• _Task prompt_:
With every picture left out, give the data below back exactly.

• _Element data from apps and pages_:
====
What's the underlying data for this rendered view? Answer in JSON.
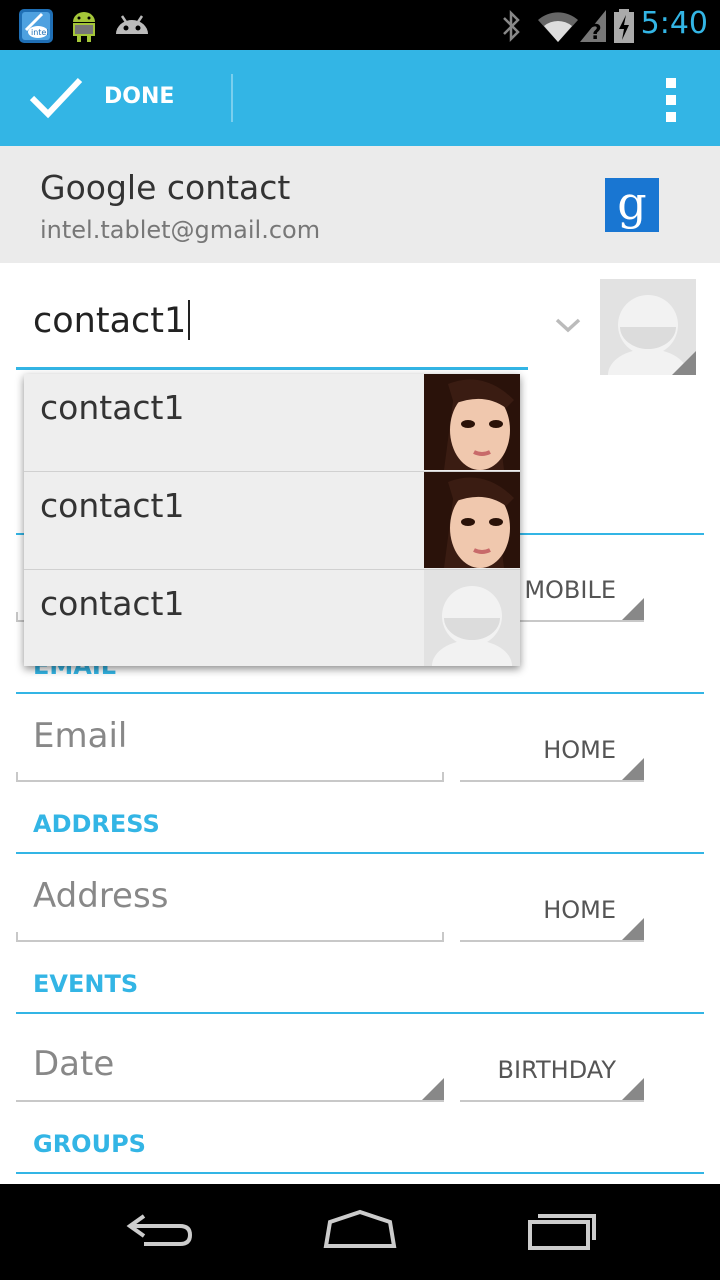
{
  "status_bar": {
    "time": "5:40",
    "icons": [
      "intel-app-icon",
      "android-debug-icon",
      "android-icon",
      "bluetooth-icon",
      "wifi-icon",
      "signal-icon",
      "battery-charging-icon"
    ]
  },
  "action_bar": {
    "done_label": "DONE",
    "overflow_icon": "more-vert-icon"
  },
  "account": {
    "type": "Google contact",
    "email": "intel.tablet@gmail.com",
    "logo_letter": "g"
  },
  "name": {
    "value": "contact1"
  },
  "suggestions": [
    {
      "name": "contact1",
      "photo": "woman-photo"
    },
    {
      "name": "contact1",
      "photo": "woman-photo"
    },
    {
      "name": "contact1",
      "photo": "default-avatar"
    }
  ],
  "phone": {
    "type": "MOBILE"
  },
  "email": {
    "section_title": "EMAIL",
    "placeholder": "Email",
    "type": "HOME"
  },
  "address": {
    "section_title": "ADDRESS",
    "placeholder": "Address",
    "type": "HOME"
  },
  "events": {
    "section_title": "EVENTS",
    "placeholder": "Date",
    "type": "BIRTHDAY"
  },
  "groups": {
    "section_title": "GROUPS"
  },
  "nav_bar": {
    "buttons": [
      "back-icon",
      "home-icon",
      "recent-apps-icon"
    ]
  },
  "colors": {
    "accent": "#33b5e5",
    "status_bar": "#000000",
    "account_header": "#ebebeb"
  }
}
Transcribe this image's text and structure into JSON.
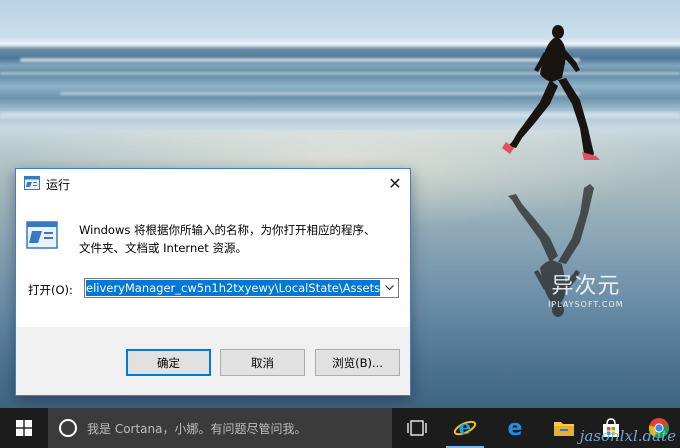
{
  "desktop": {
    "watermark_logo": "异次元",
    "watermark_domain": "IPLAYSOFT.COM",
    "site_mark": "jasonlxl.date"
  },
  "run_dialog": {
    "title": "运行",
    "close_glyph": "✕",
    "description_line1": "Windows 将根据你所输入的名称，为你打开相应的程序、",
    "description_line2": "文件夹、文档或 Internet 资源。",
    "open_label": "打开(O):",
    "open_value": "eliveryManager_cw5n1h2txyewy\\LocalState\\Assets",
    "buttons": {
      "ok": "确定",
      "cancel": "取消",
      "browse": "浏览(B)..."
    }
  },
  "taskbar": {
    "search_placeholder": "我是 Cortana，小娜。有问题尽管问我。",
    "pinned": [
      "task-view",
      "internet-explorer",
      "edge",
      "file-explorer",
      "store",
      "chrome"
    ]
  },
  "colors": {
    "accent": "#0078d7",
    "taskbar": "#1c1c1c",
    "search_box": "#3b3b3b",
    "dialog_footer": "#f0f0f0"
  }
}
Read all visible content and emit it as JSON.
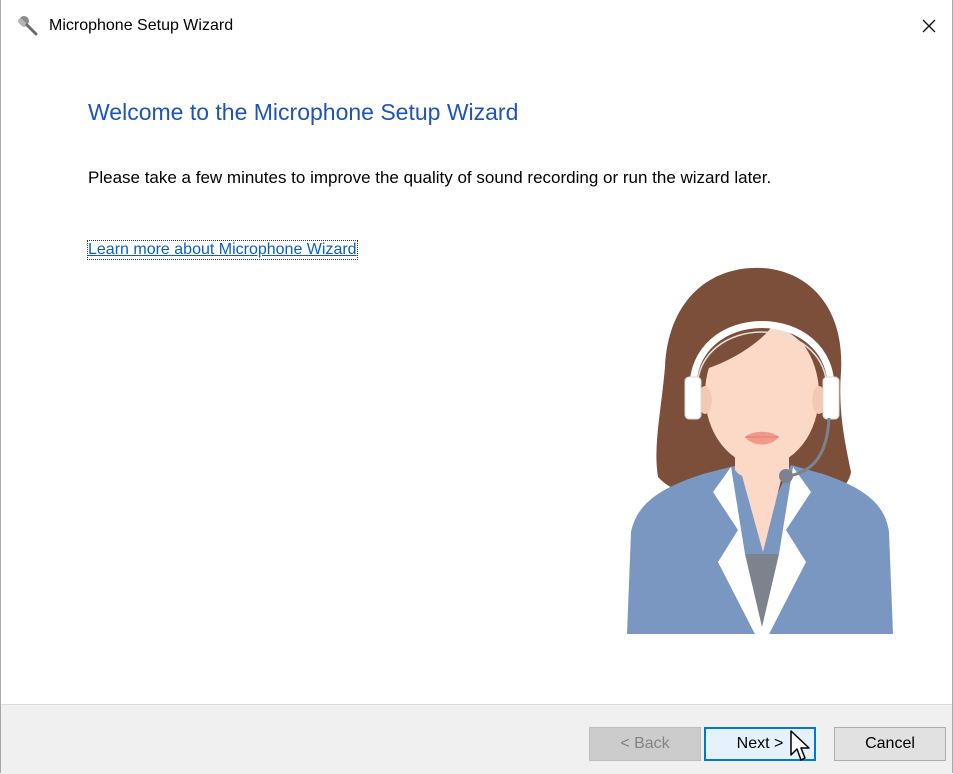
{
  "window": {
    "title": "Microphone Setup Wizard",
    "icon": "microphone-icon",
    "close_icon": "close-icon"
  },
  "page": {
    "heading": "Welcome to the Microphone Setup Wizard",
    "description": "Please take a few minutes to improve the quality of sound recording or run the wizard later.",
    "link_text": "Learn more about Microphone Wizard",
    "illustration": "headset-operator-illustration"
  },
  "buttons": {
    "back": {
      "label": "< Back",
      "enabled": false
    },
    "next": {
      "label": "Next >",
      "enabled": true,
      "focused": true
    },
    "cancel": {
      "label": "Cancel",
      "enabled": true
    }
  },
  "colors": {
    "heading": "#1e55b3",
    "link": "#0b5fc2",
    "footer_bg": "#f0f0f0",
    "focus_border": "#0078d7"
  }
}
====
• _Task response_:
What's the underlying data for this rendered view? Answer in JSON.
{
  "status_bar": {
    "time": "5:40",
    "icons": [
      "intel-app-icon",
      "android-debug-icon",
      "android-icon",
      "bluetooth-icon",
      "wifi-icon",
      "signal-icon",
      "battery-charging-icon"
    ]
  },
  "action_bar": {
    "done_label": "DONE",
    "overflow_icon": "more-vert-icon"
  },
  "account": {
    "type": "Google contact",
    "email": "intel.tablet@gmail.com",
    "logo_letter": "g"
  },
  "name": {
    "value": "contact1"
  },
  "suggestions": [
    {
      "name": "contact1",
      "photo": "woman-photo"
    },
    {
      "name": "contact1",
      "photo": "woman-photo"
    },
    {
      "name": "contact1",
      "photo": "default-avatar"
    }
  ],
  "phone": {
    "type": "MOBILE"
  },
  "email": {
    "section_title": "EMAIL",
    "placeholder": "Email",
    "type": "HOME"
  },
  "address": {
    "section_title": "ADDRESS",
    "placeholder": "Address",
    "type": "HOME"
  },
  "events": {
    "section_title": "EVENTS",
    "placeholder": "Date",
    "type": "BIRTHDAY"
  },
  "groups": {
    "section_title": "GROUPS"
  },
  "nav_bar": {
    "buttons": [
      "back-icon",
      "home-icon",
      "recent-apps-icon"
    ]
  },
  "colors": {
    "accent": "#33b5e5",
    "status_bar": "#000000",
    "account_header": "#ebebeb"
  }
}
Transcribe this image's text and structure into JSON.
{
  "desktop": {
    "watermark_logo": "异次元",
    "watermark_domain": "IPLAYSOFT.COM",
    "site_mark": "jasonlxl.date"
  },
  "run_dialog": {
    "title": "运行",
    "close_glyph": "✕",
    "description_line1": "Windows 将根据你所输入的名称，为你打开相应的程序、",
    "description_line2": "文件夹、文档或 Internet 资源。",
    "open_label": "打开(O):",
    "open_value": "eliveryManager_cw5n1h2txyewy\\LocalState\\Assets",
    "buttons": {
      "ok": "确定",
      "cancel": "取消",
      "browse": "浏览(B)..."
    }
  },
  "taskbar": {
    "search_placeholder": "我是 Cortana，小娜。有问题尽管问我。",
    "pinned": [
      "task-view",
      "internet-explorer",
      "edge",
      "file-explorer",
      "store",
      "chrome"
    ]
  },
  "colors": {
    "accent": "#0078d7",
    "taskbar": "#1c1c1c",
    "search_box": "#3b3b3b",
    "dialog_footer": "#f0f0f0"
  }
}
Read all visible content and emit it as JSON.
{
  "window": {
    "title": "Microphone Setup Wizard",
    "icon": "microphone-icon",
    "close_icon": "close-icon"
  },
  "page": {
    "heading": "Welcome to the Microphone Setup Wizard",
    "description": "Please take a few minutes to improve the quality of sound recording or run the wizard later.",
    "link_text": "Learn more about Microphone Wizard",
    "illustration": "headset-operator-illustration"
  },
  "buttons": {
    "back": {
      "label": "< Back",
      "enabled": false
    },
    "next": {
      "label": "Next >",
      "enabled": true,
      "focused": true
    },
    "cancel": {
      "label": "Cancel",
      "enabled": true
    }
  },
  "colors": {
    "heading": "#1e55b3",
    "link": "#0b5fc2",
    "footer_bg": "#f0f0f0",
    "focus_border": "#0078d7"
  }
}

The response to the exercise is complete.